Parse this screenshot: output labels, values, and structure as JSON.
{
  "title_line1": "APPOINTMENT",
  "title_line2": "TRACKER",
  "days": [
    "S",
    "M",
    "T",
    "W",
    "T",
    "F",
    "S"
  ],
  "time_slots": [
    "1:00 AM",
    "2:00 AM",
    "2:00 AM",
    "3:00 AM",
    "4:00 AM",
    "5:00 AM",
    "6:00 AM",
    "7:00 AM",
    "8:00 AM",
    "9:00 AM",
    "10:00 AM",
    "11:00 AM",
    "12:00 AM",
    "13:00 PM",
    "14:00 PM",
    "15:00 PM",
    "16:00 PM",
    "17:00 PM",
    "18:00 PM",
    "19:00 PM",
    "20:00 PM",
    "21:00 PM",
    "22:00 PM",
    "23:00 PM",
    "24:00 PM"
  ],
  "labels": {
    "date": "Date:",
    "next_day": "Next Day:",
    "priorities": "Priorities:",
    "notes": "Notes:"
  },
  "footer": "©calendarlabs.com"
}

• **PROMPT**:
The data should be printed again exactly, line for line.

• **EXERCISE RESPONSE**:
Parse this screenshot: output labels, values, and structure as JSON.
{
  "title_line1": "APPOINTMENT",
  "title_line2": "TRACKER",
  "days": [
    "S",
    "M",
    "T",
    "W",
    "T",
    "F",
    "S"
  ],
  "time_slots": [
    "1:00 AM",
    "2:00 AM",
    "2:00 AM",
    "3:00 AM",
    "4:00 AM",
    "5:00 AM",
    "6:00 AM",
    "7:00 AM",
    "8:00 AM",
    "9:00 AM",
    "10:00 AM",
    "11:00 AM",
    "12:00 AM",
    "13:00 PM",
    "14:00 PM",
    "15:00 PM",
    "16:00 PM",
    "17:00 PM",
    "18:00 PM",
    "19:00 PM",
    "20:00 PM",
    "21:00 PM",
    "22:00 PM",
    "23:00 PM",
    "24:00 PM"
  ],
  "labels": {
    "date": "Date:",
    "next_day": "Next Day:",
    "priorities": "Priorities:",
    "notes": "Notes:"
  },
  "footer": "©calendarlabs.com"
}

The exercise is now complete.